'After SARS in 2003, the last thing China wanted was another corona virus crisis. But China is good at navigating out of crises and we may expect the Chinese to maintain or strengthen their role as an international development partner,' says NUPI senior researcher Hans Jørgen Gåsemyr.
He has over the past year led a project on China and the UN Sustainable Development Goals (SDGs), focusing on China’s overall engagements as well as specific contributions within international health and education, peace operations, aid, infrastructure building and the environment.
The other researchers are NUPI-colleagues Cedric de Coning and Kari Osland and Elling Tjønneland from CMI. Gørild Heggelund from FNI also contributes to the research on environmental politics. The project was supported by the Norwegian Ministry of Foreign Affairs.
Link to relevant publications is included at the bottom of this page.
Active partner with limitations
'The trend is the same in all the areas we study. China’s role is growing and its resources, whether speaking about aid, trade or investments, are of major importance for many developing countries. However, the level of Chinese influence varies and so does the more and less direct relation to specific SDGs,' says Gåsemyr.
The project publications highlight China’s dual role as a major power and a still developing country.
Although the active research was completed before the new corona spread into a global pandemic, the reports on China’s growing role as a sustainable development actor are as relevant as ever.
'We include studies of Chinese contributions to international health, and with the corona crisis unfolding, we see China playing a key role in the delivery of health-related equipment and aid to both high-income- and developing countries.
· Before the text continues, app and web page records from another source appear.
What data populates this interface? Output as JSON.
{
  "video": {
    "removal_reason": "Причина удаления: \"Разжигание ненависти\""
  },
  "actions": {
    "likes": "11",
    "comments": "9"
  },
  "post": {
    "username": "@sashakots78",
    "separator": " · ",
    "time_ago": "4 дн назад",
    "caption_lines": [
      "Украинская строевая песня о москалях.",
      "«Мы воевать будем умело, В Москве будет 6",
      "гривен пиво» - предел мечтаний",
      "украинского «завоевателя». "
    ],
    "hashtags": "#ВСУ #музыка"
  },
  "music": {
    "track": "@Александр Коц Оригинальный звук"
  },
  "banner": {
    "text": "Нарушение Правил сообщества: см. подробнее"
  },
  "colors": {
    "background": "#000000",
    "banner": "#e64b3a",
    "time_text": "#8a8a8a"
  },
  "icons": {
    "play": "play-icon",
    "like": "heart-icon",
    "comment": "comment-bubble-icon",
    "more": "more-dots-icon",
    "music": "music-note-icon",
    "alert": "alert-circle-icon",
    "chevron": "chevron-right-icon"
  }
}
COVD-19 is hitting hard and with a wide range, and Chinese contributions to development finance, other forms of aid and peace operations may also prove vital for fighting the pandemic. The project reports offer a valuable window into China’s engagements in these areas,' says Gåsemyr.
'There is now good reason to ask if COVID-19 may turn into a humanitarian awakening for China, leading to the Chinese increasing their contributions and becoming a major humanitarian actor in the future? Meaning more humanitarian aid, but still based on Chinese principles for development support,' says NUPI colleague Cedric de Coning.
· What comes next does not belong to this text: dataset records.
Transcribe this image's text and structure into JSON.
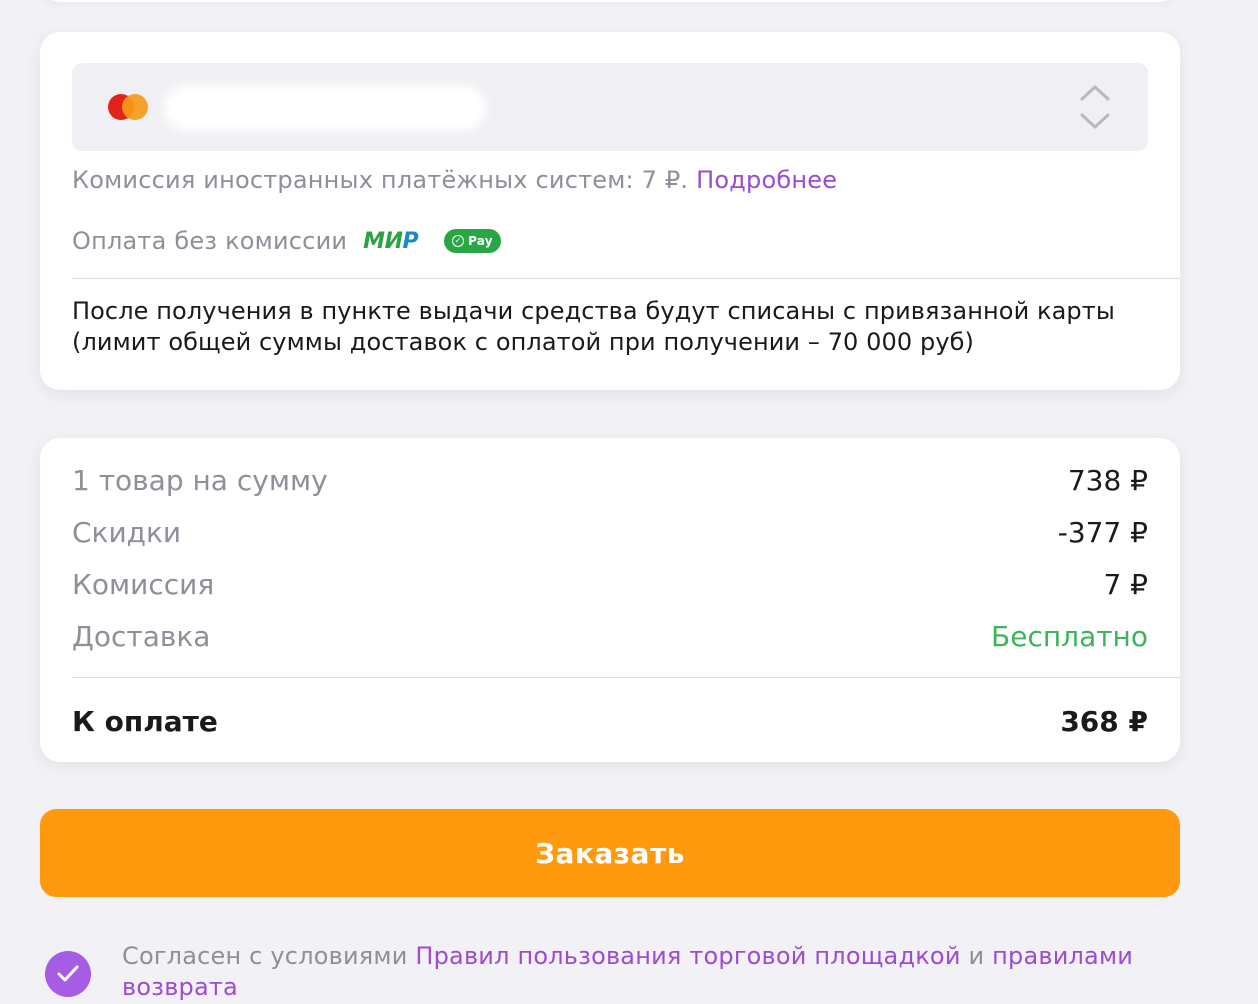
{
  "payment": {
    "card_brand_icon": "mastercard-icon",
    "commission_text": "Комиссия иностранных платёжных систем: 7 ₽.",
    "commission_link": "Подробнее",
    "no_commission_text": "Оплата без комиссии",
    "mir_logo_text": "МИ",
    "mir_logo_text_p": "Р",
    "sbp_pay_label": "Pay",
    "info_text": "После получения в пункте выдачи средства будут списаны с привязанной карты (лимит общей суммы доставок с оплатой при получении – 70 000 руб)"
  },
  "summary": {
    "rows": [
      {
        "label": "1 товар на сумму",
        "value": "738 ₽"
      },
      {
        "label": "Скидки",
        "value": "-377 ₽"
      },
      {
        "label": "Комиссия",
        "value": "7 ₽"
      },
      {
        "label": "Доставка",
        "value": "Бесплатно"
      }
    ],
    "total_label": "К оплате",
    "total_value": "368 ₽"
  },
  "order_button": {
    "label": "Заказать"
  },
  "agreement": {
    "checked": true,
    "prefix": "Согласен с условиями",
    "link1": "Правил пользования торговой площадкой",
    "conjunction": "и",
    "link2": "правилами возврата"
  },
  "colors": {
    "accent_orange": "#ff9a0e",
    "link_purple": "#9b4cd0",
    "checkbox_purple": "#a65ce3",
    "free_green": "#3cb55a",
    "muted_text": "#8f8f99"
  }
}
Promoting its interests
The publications offer a nuanced picture of China’s growing role as an international development partner and points to clearly positive as well as more problematic aspects of Chinese contributions, also with consideration to Norwegian interests.
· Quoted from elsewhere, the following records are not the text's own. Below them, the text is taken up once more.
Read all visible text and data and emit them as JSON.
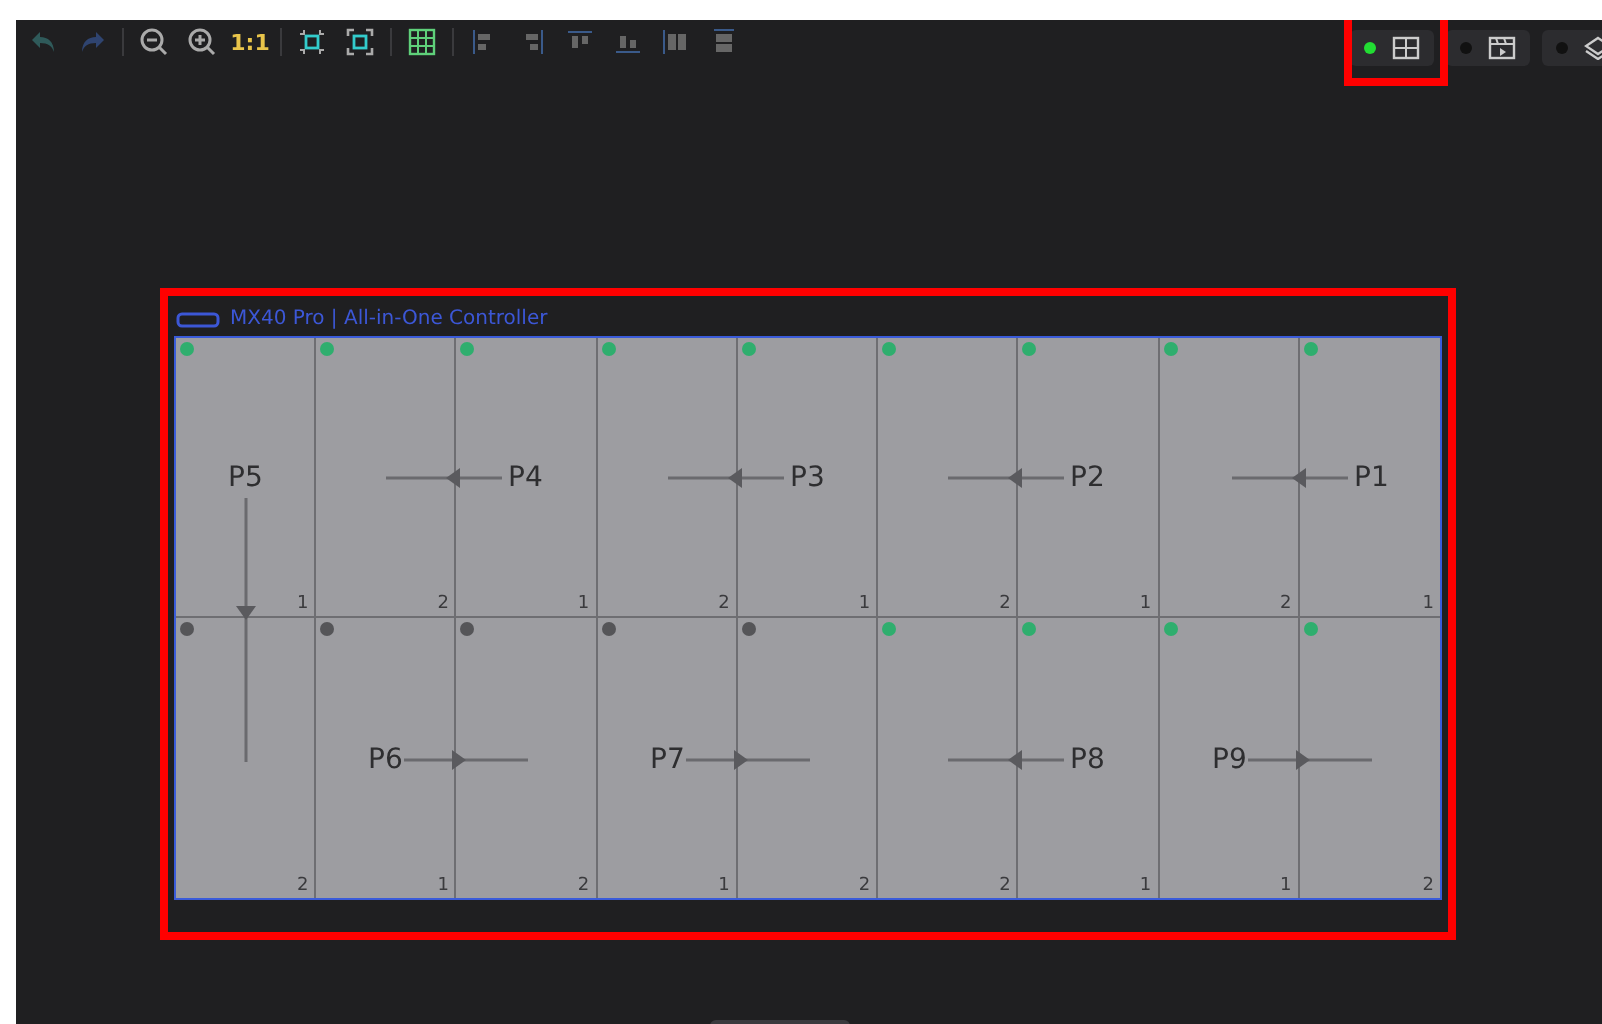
{
  "toolbar": {
    "undo": {
      "disabled": true
    },
    "redo": {
      "disabled": true
    },
    "actual_size": "1:1",
    "grid": {
      "on": true
    }
  },
  "view_buttons": [
    {
      "kind": "layout",
      "on": true
    },
    {
      "kind": "video",
      "on": false
    },
    {
      "kind": "layers",
      "on": false
    }
  ],
  "canvas": {
    "title": "MX40 Pro | All-in-One Controller",
    "rows": [
      [
        {
          "number": "1",
          "color": "#2fae6e"
        },
        {
          "number": "2",
          "color": "#2fae6e"
        },
        {
          "number": "1",
          "color": "#2fae6e"
        },
        {
          "number": "2",
          "color": "#2fae6e"
        },
        {
          "number": "1",
          "color": "#2fae6e"
        },
        {
          "number": "2",
          "color": "#2fae6e"
        },
        {
          "number": "1",
          "color": "#2fae6e"
        },
        {
          "number": "2",
          "color": "#2fae6e"
        },
        {
          "number": "1",
          "color": "#2fae6e"
        }
      ],
      [
        {
          "number": "2",
          "color": "#555558"
        },
        {
          "number": "1",
          "color": "#555558"
        },
        {
          "number": "2",
          "color": "#555558"
        },
        {
          "number": "1",
          "color": "#555558"
        },
        {
          "number": "2",
          "color": "#555558"
        },
        {
          "number": "2",
          "color": "#2fae6e"
        },
        {
          "number": "1",
          "color": "#2fae6e"
        },
        {
          "number": "1",
          "color": "#2fae6e"
        },
        {
          "number": "2",
          "color": "#2fae6e"
        }
      ]
    ],
    "ports": [
      {
        "label": "P5",
        "kind": "down"
      },
      {
        "label": "P4",
        "kind": "left"
      },
      {
        "label": "P3",
        "kind": "left"
      },
      {
        "label": "P2",
        "kind": "left"
      },
      {
        "label": "P1",
        "kind": "left"
      },
      {
        "label": "P6",
        "kind": "right"
      },
      {
        "label": "P7",
        "kind": "right"
      },
      {
        "label": "P8",
        "kind": "left"
      },
      {
        "label": "P9",
        "kind": "right"
      }
    ]
  }
}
'Chinese aid is increasing but much is tied to certain goods and services, which is a practice Norway and many other donor countries have long abandoned. Importantly, China is getting much more active in promoting its own development principles, also regarding UN resolutions, as we have seen several times in the UN Human Rights Council in the last few years. China shares many Norwegian development interests but does not promote individual political or civil rights, which, seen from Norway, makes some Chinese initiatives problematic, since we attach so much importance to this,' says Gåsemyr.
- Comprehensive report on Nordic-China cooperation
- What does China really want in the Middle East?
- European countries differ in how they talk critical issues with China
- New report on China and multilateral development banks
He emphasizes that Chinese contributions to the Sustainable Development Agenda are now so significant that ignoring them are like sticking one’s head in the sand, considering how the world is functioning.
'The question is not if, but how, we should deal with China in relation to countries and development issues where Norwegian and Chinese actors meet. The world is now overwhelmed by COVID-19, but several signs point to China’s international importance growing further with this crisis. Norway should thus have an active policy for how to both cooperate with and challenge China on development- and sustainability issues,' argues Gåsemyr.